Bone broth is so comforting and delicious. It's a great source of easily digestible glycine and proline, as well as gelatin which may break down into collagen in the body, which is especially important in the joints. Glycine plays a number of important functions in the body, such as acting as a neurotransmitter and making up a component of collagen. Proline is important for skin healing. And collagen is the body's super glue. It give our skin structure and supports our joints and bones.
Bone broth is a superfood at any stage of life but especially during perimenopause and menopause when our skin starts loosing plumpness. Just look at the back of your hands, are the veins more prominent than they used to be. This is because your skin density is changing because we loose collagen every year after 35.
Health Benefits of Bone Broth
So why should you consider bone broth? We came up with at least half a dozen reasons. Admittedly there are no peer-reviewed scientific studies of bone broth per se, although the literature is peppered with a few on chicken soup. Proof of the healing value of bone broth comes from evaluating what we know about the ingredients in bone broth. For example:
• Gelatin in bone broth is a hydrophilic colloid, which means it attracts digestive juices and other liquids and holds onto them. This characteristic makes bone broth supportive of the digestive process. Great for healing leaky gut, a condition where the tight junctions in your gut open and food particles can enter the bloodstream.
• Gelatin also supports hair and nail health and growth.
• Amino acids in bone broth can offer various benefits. Arginine has anti-inflammatory properties and boosts immune function; proline regenerates cartilage, helps leaky gut, and reduces cellulite; glycine helps detoxify the body and may help you relax and improve sleep; and glutamine protects the gut lining, helps build muscle, and improves metabolism.
• Broken down cartilage provides glucosamine and chondroitin, which are often taken in supplement form to treat pain and inflammation associated with various forms of arthritis.
• The calcium and other important minerals in bone broth can support strong bones and teeth. One study conducted at the Charles A. Dana Research Institute in Boston reported that prolonged cooking of soup with a beef bone increased the calcium content when cooked at an acidic but not neutral pH (which is why vinegar is part of a bone broth recipe; see below).
Basic Chicken Bone Broth Recipe
Making your own bone broth takes very little prep time but at least 24 hours of simmering. You will need a large cast iron or stainless steel pot or a crockpot. Since bone broth requires about one full day of simmering, for safety reasons it’s best to use a crockpot if you are not going to be home during the cooking process.

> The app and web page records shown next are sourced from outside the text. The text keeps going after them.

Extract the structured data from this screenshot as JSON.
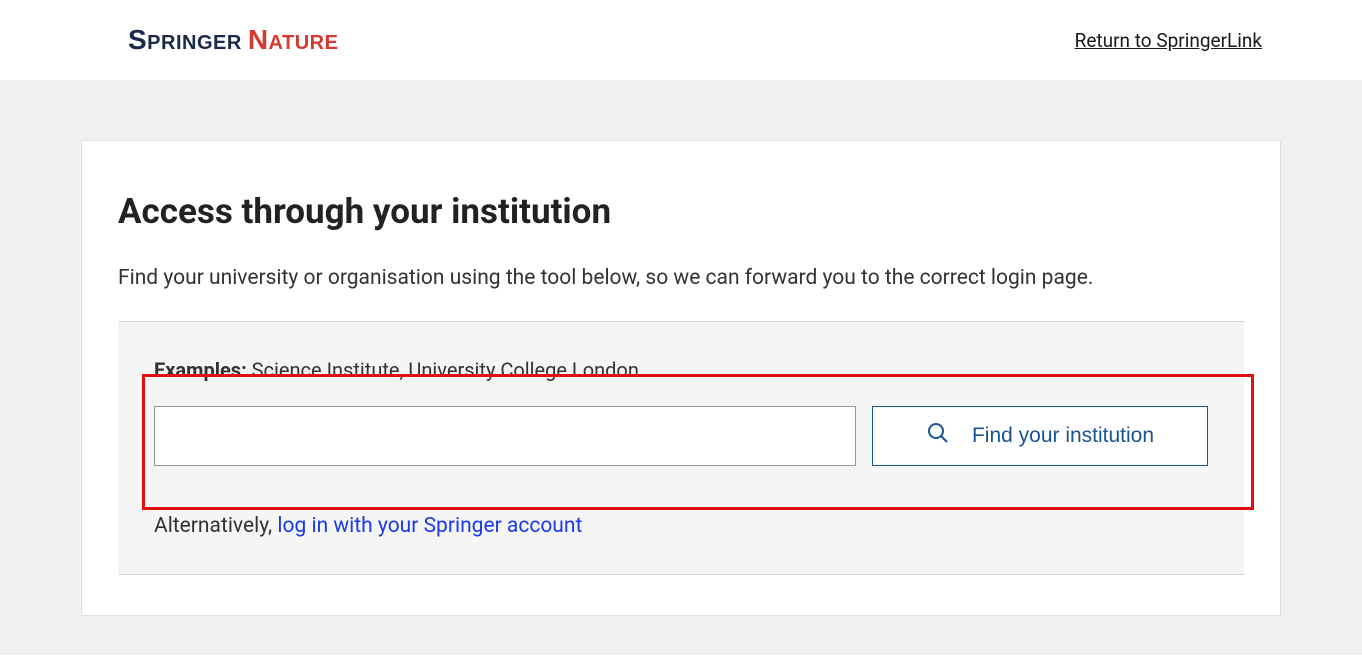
{
  "header": {
    "logo_springer": "Springer",
    "logo_nature": "Nature",
    "return_link": "Return to SpringerLink"
  },
  "main": {
    "title": "Access through your institution",
    "description": "Find your university or organisation using the tool below, so we can forward you to the correct login page.",
    "examples_label": "Examples:",
    "examples_text": " Science Institute, University College London",
    "search_value": "",
    "find_button_label": "Find your institution",
    "alternatively_text": "Alternatively, ",
    "springer_login_link": "log in with your Springer account"
  }
}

The following is a basic recipe using chicken for bone broth. Beef bone broth typically has a longer simmering time; you can get a recipe for beef bone broth here.
4 quarts cold filtered water
2 tablespoons vinegar (which leaches the minerals from the bones and also combines with fats)
Either: one whole free-range chicken or 2 to 3 lbs bony chicken parts (backs, wings, necks)
1 large onion, chopped
2 carrots, peeled and chopped
3 celery stalks, chopped
Handful of fresh parsley
Optional: Stir in a scoop of Morphus Fiberus to your bowl before you eat it to increase the fiber in your diet.
Place all of the ingredients except the parsley into your pot or crockpot. Bring to a boil and then skim off any foamy scum floating on the top. Reduce the heat and simmer for about 2 hours. If you used a whole chicken, now is the time to remove the meat from the bones and put it aside for other uses later, such as chicken soup, salad, or casserole. Once the meat has been removed, continue simmering for 24 hours. If you used bony chicken parts, just continue to simmer for 24 hours. 10 to 15 minutes before the broth is done, remove the bones with a slotted spoon and a strainer.
Use your bone broth as the base for soups, alone as a quick pick-me-up, or add it to stews. Bone broth can be frozen for several months for future use.
Naturally, bone broth isn’t for everyone, especially for vegetarians or vegans. But for those who want to explore an inexpensive and easy way to boost their nutritional intake and experience some other health benefits during perimenopause and menopause, bone broth may be just what you need.